Mexico urges court to block part of Arizona immigration lawPosted: Updated:
PHOENIX (AP) -- The Mexican government has urged a U.S. court to stop Arizona from enforcing a minor section of the state's 2010 immigration law that prohibits the harboring of illegal immigrants.
Lawyers representing Mexico asked the 9th Circuit Court of Appeals in a filing Wednesday to uphold a lower-court ruling that blocked police from enforcing the ban. Mexico argued the ban harms diplomatic relations between the United States, undermines the U.S.'s ability to speak to a foreign country with one voice and encourages the marginalization of Mexicans and people who appear to be from Latin America.
"Mexico cannot conduct effective negotiations with the United States when the foreign policy decisions of the federal governments are undermined by the individual policies of individual states," lawyers for the Mexican government said in a friend-of-the-court brief.
The harboring ban was in effect from late July 2010 until U.S. District Judge Susan Bolton blocked its enforcement on Sept. 5. Two weeks before Bolton shelved the ban, she said during a hearing that she knew of no arrests that were made under the provision.
The prohibition has been overshadowed by other parts of the law, including a requirement that went into effect on Sept. 18 that officers, while enforcing other laws, question the immigration status of those suspected of being in the country illegally.
The U.S. Supreme Court upheld the questioning requirement earlier this year, but also struck down other sections of the law, such as a requirement that immigrants obtain or carry immigration registration papers.
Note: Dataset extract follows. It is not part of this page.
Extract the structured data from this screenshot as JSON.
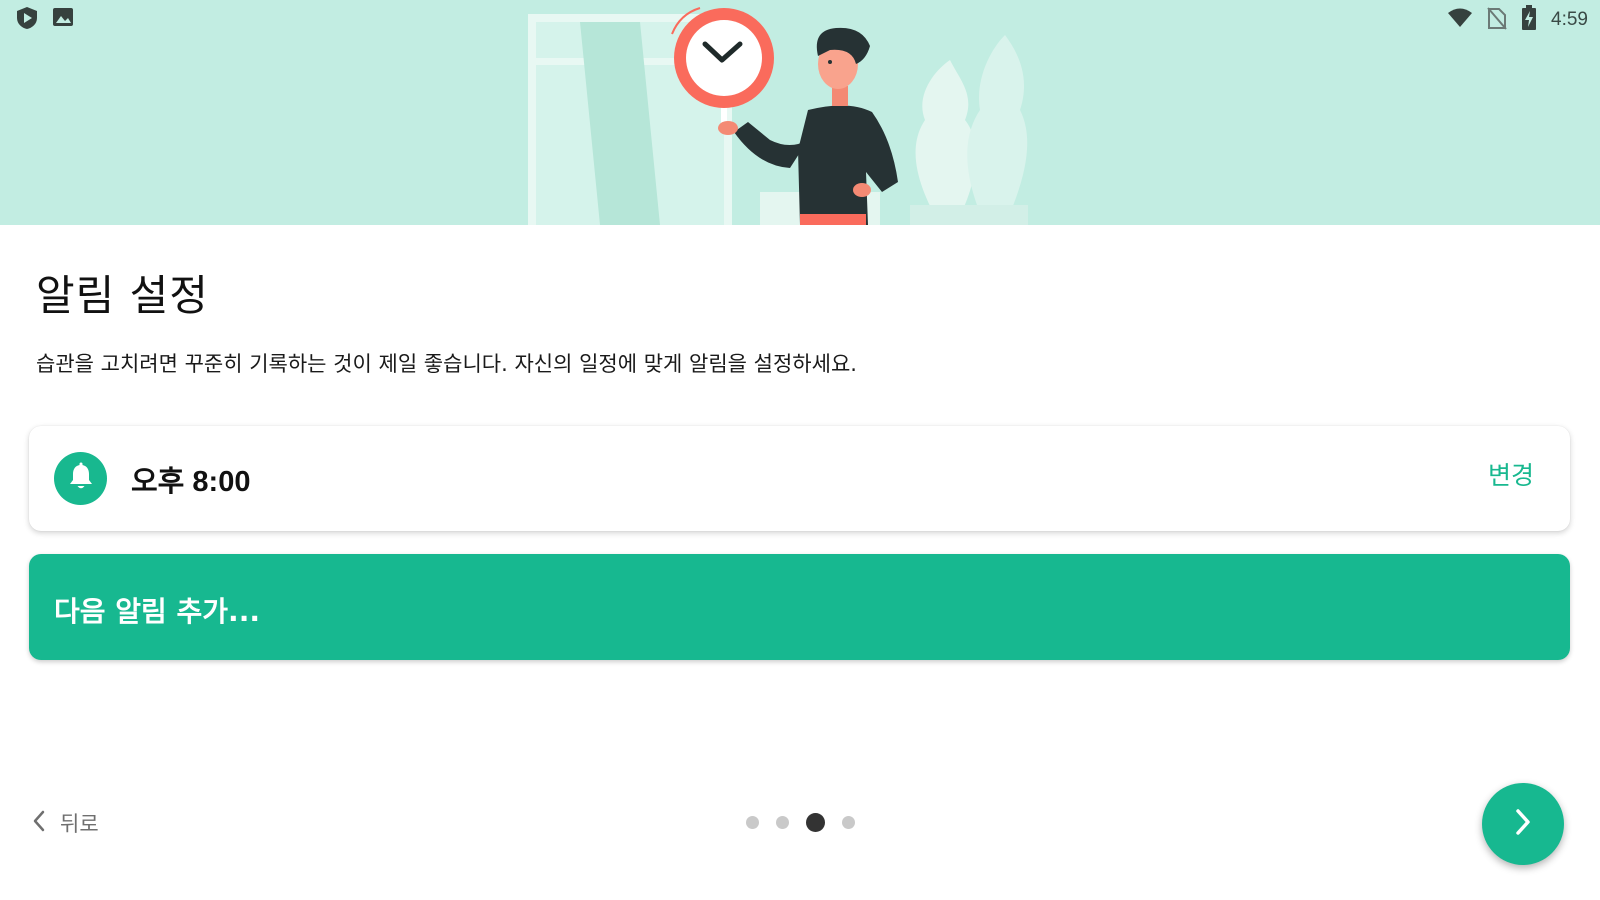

The nation's highest court didn't consider the harboring ban.
Arizona Gov. Jan Brewer, who signed the measure known as SB1070 into law and serves as the statute's chief defender, has asked the appeals court to reverse Bolton's ruling on the harboring ban.
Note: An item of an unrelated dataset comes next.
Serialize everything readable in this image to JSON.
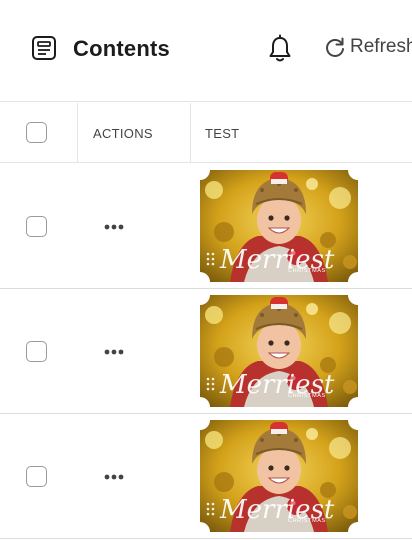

Brewer spokesman Matt Benson said Arizona's harboring ban mirrored federal law and that Mexico was interfering with a matter in U.S. courts.
"Mexico's own immigration laws are significantly more heavy-handed than anything imposed as a result of SB1070. Does the Mexican government believe the nearly identical U.S. federal law harms diplomatic relations between the U.S. and Mexico?" he said.
This wasn't the first time a foreign government has chimed in during disputes over the immigration law.
In 2010, Mexico urged the courts to declare the law unconstitutional, and 10 other Latin American countries had joined in expressing their opposition to the law.
Brewer had said the foreign governments were meddling in an internal legal dispute between the United States and one of its states.
No other countries have joined in Mexico's latest friend-of-court brief.